Sportsnet’s Doug MacLean said Tuesday he’s hearing rumblings that “Buffalo may make a big-time run at somebody” other than Nolan to coach the team next season. Though one could hardly blame the coaching staff for the Sabres’ ineptitude — management’s tank job to land Connor McDavid has been epic in scale and execution — GM Tim Murray did not hire Nolan (although he did remove the interim tag in 2014).
Also, Nolan spoke out against trading Tyler Myers right before the Sabres traded Tyler Myers, suggesting coach and GM aren’t always on the same page.
That said, the book on Nolan is he’s great with young players — the Sabres’ most important commodity in 2015-16.

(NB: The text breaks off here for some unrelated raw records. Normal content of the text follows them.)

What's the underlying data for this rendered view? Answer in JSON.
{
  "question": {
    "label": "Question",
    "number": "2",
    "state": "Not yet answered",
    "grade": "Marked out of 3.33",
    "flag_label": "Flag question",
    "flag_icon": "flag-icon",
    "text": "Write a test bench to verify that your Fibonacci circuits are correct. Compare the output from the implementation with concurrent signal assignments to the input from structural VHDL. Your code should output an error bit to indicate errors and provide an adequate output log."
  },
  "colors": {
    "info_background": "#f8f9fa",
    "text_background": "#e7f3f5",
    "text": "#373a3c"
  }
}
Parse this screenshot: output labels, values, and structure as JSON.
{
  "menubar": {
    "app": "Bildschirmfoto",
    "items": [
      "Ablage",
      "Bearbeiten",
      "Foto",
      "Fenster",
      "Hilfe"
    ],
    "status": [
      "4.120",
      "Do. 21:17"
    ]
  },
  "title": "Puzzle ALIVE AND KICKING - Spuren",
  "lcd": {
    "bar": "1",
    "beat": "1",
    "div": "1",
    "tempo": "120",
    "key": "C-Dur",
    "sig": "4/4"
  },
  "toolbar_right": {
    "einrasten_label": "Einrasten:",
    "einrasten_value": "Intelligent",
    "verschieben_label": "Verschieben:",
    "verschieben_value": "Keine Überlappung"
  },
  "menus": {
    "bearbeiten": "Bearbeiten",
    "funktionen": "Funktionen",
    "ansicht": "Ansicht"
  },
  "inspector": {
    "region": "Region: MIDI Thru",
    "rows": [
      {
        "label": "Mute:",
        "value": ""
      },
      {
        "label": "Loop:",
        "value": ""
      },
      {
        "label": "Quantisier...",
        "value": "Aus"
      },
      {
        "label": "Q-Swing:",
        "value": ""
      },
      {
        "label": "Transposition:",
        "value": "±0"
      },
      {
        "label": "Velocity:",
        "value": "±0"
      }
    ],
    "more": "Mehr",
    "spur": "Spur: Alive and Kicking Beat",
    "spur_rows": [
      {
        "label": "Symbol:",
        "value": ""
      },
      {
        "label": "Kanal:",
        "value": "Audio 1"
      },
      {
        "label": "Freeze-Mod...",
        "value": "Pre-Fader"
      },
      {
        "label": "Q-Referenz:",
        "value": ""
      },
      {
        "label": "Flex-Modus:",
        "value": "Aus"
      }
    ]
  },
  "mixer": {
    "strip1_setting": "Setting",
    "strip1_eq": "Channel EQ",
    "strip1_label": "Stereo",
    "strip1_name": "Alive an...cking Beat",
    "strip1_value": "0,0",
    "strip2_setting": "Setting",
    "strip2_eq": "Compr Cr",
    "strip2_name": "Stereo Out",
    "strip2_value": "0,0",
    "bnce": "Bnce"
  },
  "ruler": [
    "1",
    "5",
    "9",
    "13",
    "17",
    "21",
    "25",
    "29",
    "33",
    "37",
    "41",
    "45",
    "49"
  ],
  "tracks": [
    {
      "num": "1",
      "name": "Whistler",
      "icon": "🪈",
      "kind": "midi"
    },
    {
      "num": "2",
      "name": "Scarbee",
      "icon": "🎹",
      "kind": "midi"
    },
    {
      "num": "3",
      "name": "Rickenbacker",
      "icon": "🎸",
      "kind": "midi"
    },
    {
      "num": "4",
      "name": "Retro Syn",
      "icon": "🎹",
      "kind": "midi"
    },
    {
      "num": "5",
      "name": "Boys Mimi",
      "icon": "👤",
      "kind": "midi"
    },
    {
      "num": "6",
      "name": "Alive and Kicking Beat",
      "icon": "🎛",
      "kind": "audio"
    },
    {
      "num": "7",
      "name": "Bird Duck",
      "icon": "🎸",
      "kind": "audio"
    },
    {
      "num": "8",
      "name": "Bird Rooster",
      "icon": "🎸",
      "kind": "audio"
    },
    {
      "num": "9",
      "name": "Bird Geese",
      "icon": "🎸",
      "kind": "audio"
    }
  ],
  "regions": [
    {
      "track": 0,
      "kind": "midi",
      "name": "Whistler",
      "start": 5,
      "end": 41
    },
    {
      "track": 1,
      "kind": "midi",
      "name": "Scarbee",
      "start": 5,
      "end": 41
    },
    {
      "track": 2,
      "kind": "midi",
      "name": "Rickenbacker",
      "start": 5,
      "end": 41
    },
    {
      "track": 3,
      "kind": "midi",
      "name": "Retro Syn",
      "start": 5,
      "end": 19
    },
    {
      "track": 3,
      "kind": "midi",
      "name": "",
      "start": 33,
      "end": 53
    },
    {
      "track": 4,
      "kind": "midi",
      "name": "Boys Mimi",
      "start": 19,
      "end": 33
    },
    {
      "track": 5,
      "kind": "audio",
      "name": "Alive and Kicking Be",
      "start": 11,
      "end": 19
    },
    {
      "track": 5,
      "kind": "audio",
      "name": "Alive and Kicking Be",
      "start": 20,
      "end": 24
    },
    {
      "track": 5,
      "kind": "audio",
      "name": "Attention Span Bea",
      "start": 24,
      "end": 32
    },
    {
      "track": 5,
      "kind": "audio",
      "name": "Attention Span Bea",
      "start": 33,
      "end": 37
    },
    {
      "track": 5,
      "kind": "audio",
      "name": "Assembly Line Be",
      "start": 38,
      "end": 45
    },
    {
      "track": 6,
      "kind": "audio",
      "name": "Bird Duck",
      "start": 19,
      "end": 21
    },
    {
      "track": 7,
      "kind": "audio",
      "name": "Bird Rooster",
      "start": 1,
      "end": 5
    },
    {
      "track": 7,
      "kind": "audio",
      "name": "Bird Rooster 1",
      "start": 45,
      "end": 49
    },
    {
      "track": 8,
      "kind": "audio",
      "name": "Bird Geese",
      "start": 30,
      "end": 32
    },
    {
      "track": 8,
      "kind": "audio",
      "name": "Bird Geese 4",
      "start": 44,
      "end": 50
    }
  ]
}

Claude Julien has won a Stanley Cup and 57 playoff games while making seven straight post-season appearances, yet if Boston misses the playoffs, everyone is fair game. The team’s CEO, Charlie Jacobs, fired a warning shot to that effect back in early January.
“What matters to me is that I come in and do a job here. Whatever they decide they can decide. It really doesn’t matter to me,” Julien told reporters in February. “If they don’t think that the job was done to the expectations it should’ve been done, then that’s their prerogative. But those things don’t even faze me the least bit — trust me when I say that. I’m here. I’m happy. I’m doing my job.”
Question: If the Red Wings win the Stanley Cup this season, does that make it more or less likely Babcock re-signs in Detroit? I’m guessing less.
Babcock loves nothing more than winning, but does he want to bring his golden touch elsewhere? Would he want to oversee a rebuild in Buffalo or Toronto if that rebuild centres around a generational talent like McDavid?
“He might want to take on the challenge. Imagine that. You’d go down in history if you’re the guy that turned the Maple Leafs around,” said Red Wings and Leafs alumnus Larry Murphy this month. “He’d be a national hero. They’ll make him the Prime Minister.”
All we know for sure is #BabcockWatch will be one of the most fascinating off-season stories and that he’ll become the league’s highest-paid coach ever.
Here’s the thing. General manager Bob Murray must be feeling like he’s held up his end of the bargain to set the Ducks up for a Cup run over the last few years, locking up franchise players such as Ryan Getzlaf and Corey Perry; bolstering the offence through the Ryan Kesler trade; hanging onto Matt Beleskey with no guarantee he won’t walk; and adding players at the deadline (James Wisniewski, Simon Depres, Tomas Fleischmann).
It’s on Boudreau to take this group deeper than last season’s second-round exit. If Anaheim fails to reach the Western Conference final, he may be in jeopardy.
Sportsnet’s Mark Spector analyzed Nelson’s future nicely here.
The interim head coach, who has paid dues in the organization, has a decent shot at signing a permanent deal with the Oilers, especially if management cannot lure one of the marquee names on the market.
If the Oilers do replace Nelson, it will mark the club’s sixth head coaching change since 2009.
A mastermind when it comes to the team game — limiting scoring chances, killing penalties, spreading around ice-time — Hitchcock has a chance to both win the Presidents’ Trophy and get fired. Weird, huh?
The Blues have survived the first round of the playoffs just once in the last 11 seasons, and Hitchcock’s club has been a first-round exit the past two springs despite entering those series with home-ice advantage.
Three strikes, and he’s likely out. A deep run saves his job and invigorates a city.
The winningest coach in franchise history presents an interesting case. As with Nolan, the Coyotes’ purposely pitiful season is not his fault. And GM Don Maloney has been clear in his goal to overhaul the lineup, not the bench.
He’s under contract for three more seasons and won’t be fired, but does he want to be cut free and join a more immediate contender?